Jesus, however, doesn’t want our prefabricated answers. Jesus does not want to hear the answers that have been given by our teachers or catechism classes or even holy books. Jesus presses on us and stares us deep in our eyes and says, “Who am I?” Jesus grants us the opportunity to live out a personal and authentic faith that is not the product of the dogma of others. Rather Jesus is asking for our heartfelt understanding as revealed to us through our tenacious relationship with the Divine, with God.
Peter’s response to Jesus was blessed not because he said the “right words” but because his words, his thoughts and his understandings were inspired by time spent with God, maybe even wrestling with God. Don’t get me wrong; it is worthwhile to investigate what others believe of Jesus. In community we find great strength and irreplaceable bonds of friendship. Our attendance in a faith community helps to inspire us and to increase our own contemplations but ultimately faith is personal. When we allow ourselves to affirm the uniqueness we alone find in Jesus, the Christ, the anointed one, we are then able to explore the world as Jesus did. We are then able to walk in a spirit of freedom. A true freedom that is not restricted by creeds and laws and expectations of others, but rather allows love to become sole guide and ruler.
The result of Peter’s personal proclamation of who Jesus is leads him to become one of the great servant leaders of the early church. If we allow ourselves to begin to answer the question of who Jesus is, not according to the hopes of others, but according to our own experience of God, we too have the promise of becoming leaders. Our personal encounter with Jesus allows us to share in Christ’s ministry of love, healing and hospitality in our time and in our own communities.

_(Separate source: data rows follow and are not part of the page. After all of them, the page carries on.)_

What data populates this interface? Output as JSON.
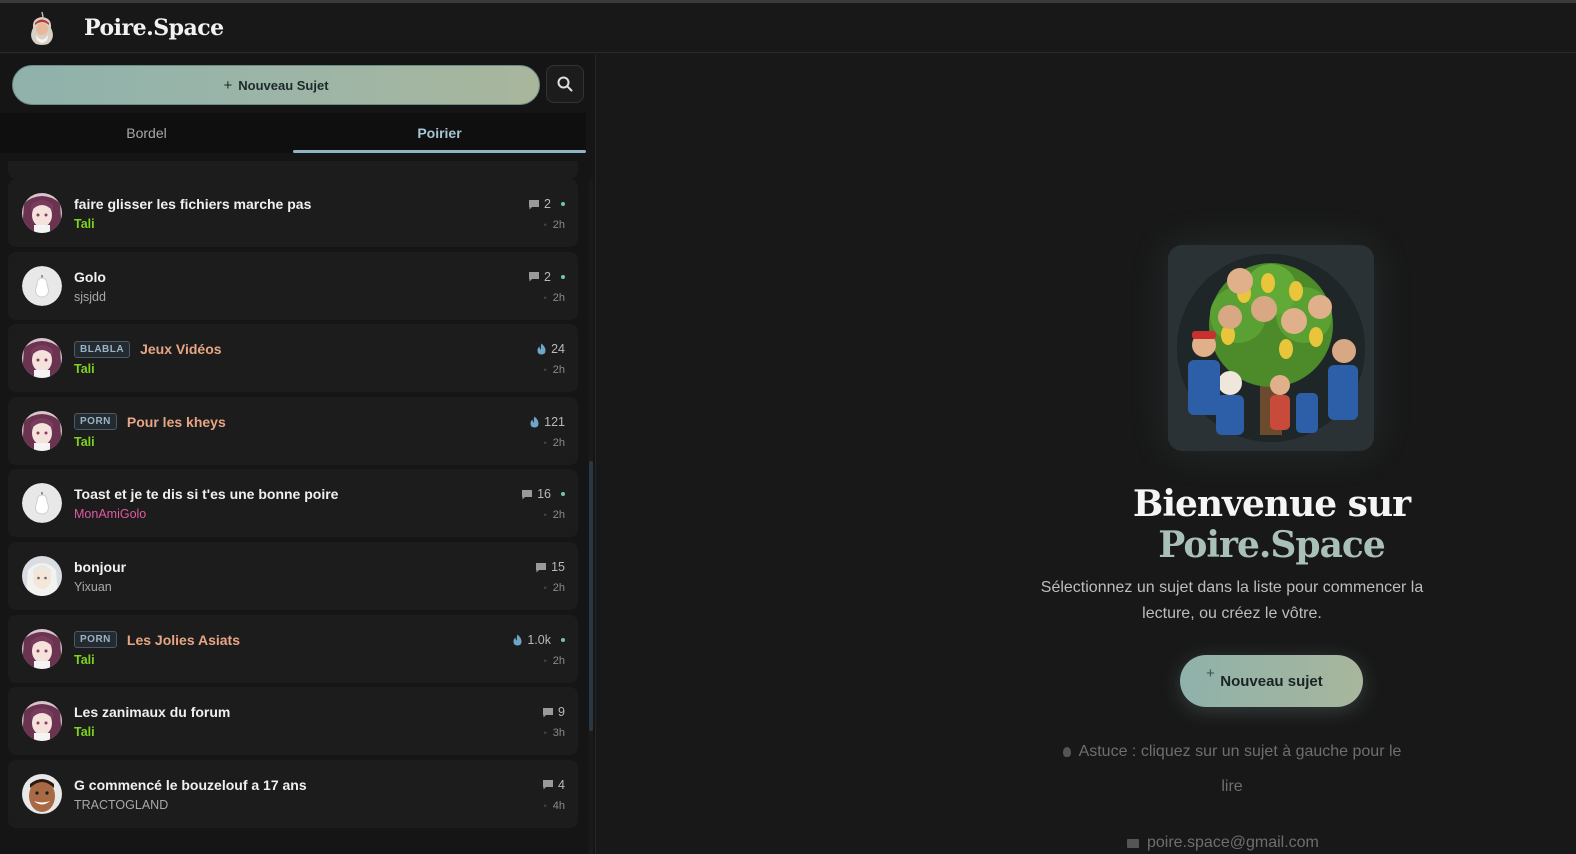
{
  "app": {
    "brand": "Poire.Space"
  },
  "sidebar": {
    "new_topic_label": "Nouveau Sujet",
    "tabs": [
      {
        "label": "Bordel",
        "active": false
      },
      {
        "label": "Poirier",
        "active": true
      }
    ],
    "topics": [
      {
        "title": "faire glisser les fichiers marche pas",
        "author": "Tali",
        "author_style": "green",
        "count_icon": "comment-icon",
        "count": "2",
        "unread": true,
        "time": "2h",
        "avatar": "anime-girl"
      },
      {
        "title": "Golo",
        "author": "sjsjdd",
        "author_style": "gray",
        "count_icon": "comment-icon",
        "count": "2",
        "unread": true,
        "time": "2h",
        "avatar": "pear"
      },
      {
        "tag": "BLABLA",
        "title": "Jeux Vidéos",
        "title_style": "salmon",
        "author": "Tali",
        "author_style": "green",
        "count_icon": "fire-icon",
        "count": "24",
        "unread": false,
        "time": "2h",
        "avatar": "anime-girl"
      },
      {
        "tag": "PORN",
        "title": "Pour les kheys",
        "title_style": "salmon",
        "author": "Tali",
        "author_style": "green",
        "count_icon": "fire-icon",
        "count": "121",
        "unread": false,
        "time": "2h",
        "avatar": "anime-girl"
      },
      {
        "title": "Toast et je te dis si t'es une bonne poire",
        "author": "MonAmiGolo",
        "author_style": "pink",
        "count_icon": "comment-icon",
        "count": "16",
        "unread": true,
        "time": "2h",
        "avatar": "pear"
      },
      {
        "title": "bonjour",
        "author": "Yixuan",
        "author_style": "gray",
        "count_icon": "comment-icon",
        "count": "15",
        "unread": false,
        "time": "2h",
        "avatar": "white-hair"
      },
      {
        "tag": "PORN",
        "title": "Les Jolies Asiats",
        "title_style": "salmon",
        "author": "Tali",
        "author_style": "green",
        "count_icon": "fire-icon",
        "count": "1.0k",
        "unread": true,
        "time": "2h",
        "avatar": "anime-girl"
      },
      {
        "title": "Les zanimaux du forum",
        "author": "Tali",
        "author_style": "green",
        "count_icon": "comment-icon",
        "count": "9",
        "unread": false,
        "time": "3h",
        "avatar": "anime-girl"
      },
      {
        "title": "G commencé le bouzelouf a 17 ans",
        "author": "TRACTOGLAND",
        "author_style": "gray",
        "count_icon": "comment-icon",
        "count": "4",
        "unread": false,
        "time": "4h",
        "avatar": "man"
      }
    ]
  },
  "main": {
    "welcome_line1": "Bienvenue sur",
    "welcome_line2": "Poire.Space",
    "subtitle": "Sélectionnez un sujet dans la liste pour commencer la lecture, ou créez le vôtre.",
    "cta_label": "Nouveau sujet",
    "tip": "Astuce : cliquez sur un sujet à gauche pour le lire",
    "email": "poire.space@gmail.com"
  },
  "colors": {
    "accent": "#8eb4c6",
    "author_green": "#7ed321",
    "author_pink": "#e05aa0",
    "salmon_title": "#e8a585"
  }
}
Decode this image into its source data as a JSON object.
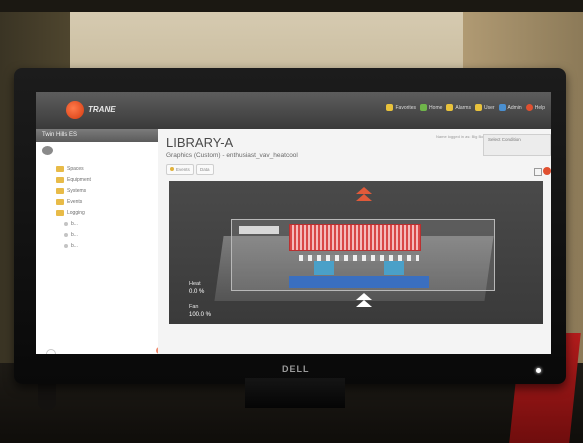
{
  "app": {
    "logo_text": "TRANE"
  },
  "topnav": [
    {
      "label": "Favorites",
      "color": "#e8c23c"
    },
    {
      "label": "Home",
      "color": "#6fb54a"
    },
    {
      "label": "Alarms",
      "color": "#e8c23c"
    },
    {
      "label": "User",
      "color": "#e8c23c"
    },
    {
      "label": "Admin",
      "color": "#4a8fd0"
    },
    {
      "label": "Help",
      "color": "#e05030"
    }
  ],
  "sidebar": {
    "title": "Twin Hills ES",
    "items": [
      {
        "label": "Spaces",
        "type": "folder"
      },
      {
        "label": "Equipment",
        "type": "folder"
      },
      {
        "label": "Systems",
        "type": "folder"
      },
      {
        "label": "Events",
        "type": "folder"
      },
      {
        "label": "Logging",
        "type": "folder"
      },
      {
        "label": "b...",
        "type": "leaf"
      },
      {
        "label": "b...",
        "type": "leaf"
      },
      {
        "label": "b...",
        "type": "leaf"
      }
    ]
  },
  "main": {
    "title": "LIBRARY-A",
    "subtitle": "Graphics (Custom) - enthusiast_vav_heatcool",
    "chips": [
      "Events",
      "Data"
    ],
    "user_info": "Name logged in as: Big Boss (admin)",
    "context_button": "Select Condition"
  },
  "graphic": {
    "readouts": [
      {
        "label": "Heat",
        "value": "0.0 %"
      },
      {
        "label": "Fan",
        "value": "100.0 %"
      }
    ]
  },
  "monitor": {
    "brand": "DELL"
  },
  "colors": {
    "accent": "#e05a3a",
    "topbar": "#4a4a4a",
    "folder": "#e8bb48"
  }
}
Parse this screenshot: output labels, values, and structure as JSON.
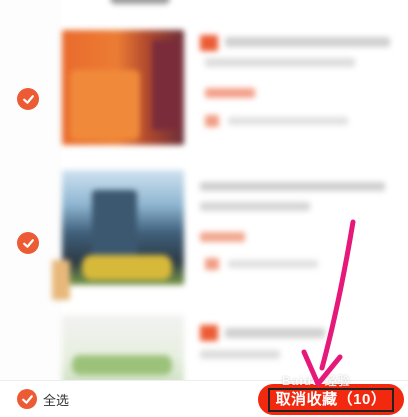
{
  "bottom_bar": {
    "select_all_label": "全选",
    "cancel_button_label": "取消收藏（10）"
  },
  "watermark": "Baidu 经验",
  "colors": {
    "accent": "#ec5b34",
    "button": "#f2290f",
    "annotation_arrow": "#e6197a"
  },
  "items": [
    {
      "checked": true
    },
    {
      "checked": true
    },
    {
      "checked": false
    }
  ]
}
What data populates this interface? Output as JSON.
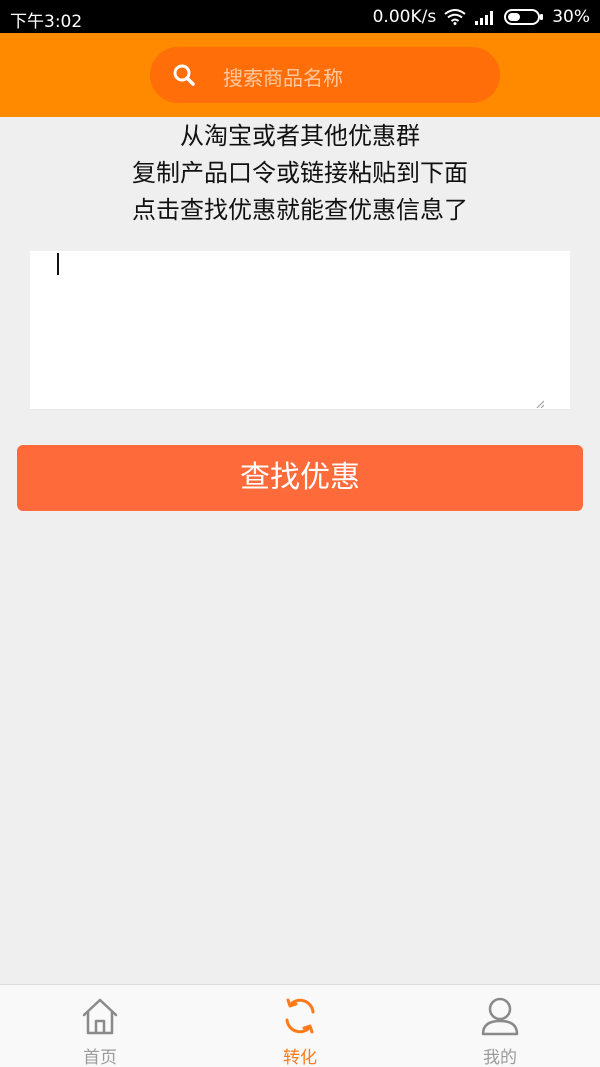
{
  "status_bar": {
    "time": "下午3:02",
    "network_speed": "0.00K/s",
    "battery": "30%",
    "icons": [
      "wifi-icon",
      "signal-icon",
      "battery-icon"
    ]
  },
  "search": {
    "placeholder": "搜索商品名称",
    "icon": "search-icon"
  },
  "instructions": {
    "line1": "从淘宝或者其他优惠群",
    "line2": "复制产品口令或链接粘贴到下面",
    "line3": "点击查找优惠就能查优惠信息了"
  },
  "paste_area": {
    "value": ""
  },
  "action": {
    "button_label": "查找优惠"
  },
  "tabs": [
    {
      "label": "首页",
      "icon": "home-icon",
      "active": false
    },
    {
      "label": "转化",
      "icon": "convert-icon",
      "active": true
    },
    {
      "label": "我的",
      "icon": "user-icon",
      "active": false
    }
  ],
  "colors": {
    "header": "#ff8a00",
    "search_box": "#ff6e09",
    "button": "#ff6a3a",
    "active_tab": "#ff7a1a",
    "inactive_tab": "#9b9b9b",
    "background": "#efefef"
  }
}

When we choose to participate in our own genuine relationship with God, God’s ways will be revealed to us and God will invite us to participate in establishing peace on earth. Peter is told that he now holds the keys to kingdom of God. In traditional scriptural language these keys are promised the ability to bind or loose whatever Peter wills. Peter is given the ability to offer to others access to the ways of God. God desires to give to each one of us these keys that lead to true and eternal freedom for all of creation. The more who hold and compassionately control these keys, the more God’s reign of kindness will be understood in our cities, nations, continents and around the globe.
However, these keys can only be given to those who authentically approach the question: “Who do you say that I am?” Only after we wrestle with our own understanding of God can we truly offer God to those around us. These keys also grant us freedom to constantly re-understand God and God’s ways in the light of modern day science and thought. All who approach God and Christ authentically are given the ability bind and loose, to say yes or no, to think for their own self and to offer the freedom for their neighbor to do the same. True freedom is not found in a denial of God but rather in our acceptance that God calls each one of us to understand for ourselves who God is. We do this by entering into a personal and meaningful relationship with the Divine.
Personal relationships are not easy. They get dirty. There is fighting, disagreement, bad days and good days. Real relationships have doubts and hopes, confusion and understanding. Relationships are not for the faint of heart. A sincere relationship with God is no different. Jesus doesn’t ask you to give an expected answer today or any day; Jesus asks you to declare for yourself who he really is. Who is God? If you dare to explore your answer you may just find yourself being given the gift of leading others to a place of wholeness and peace.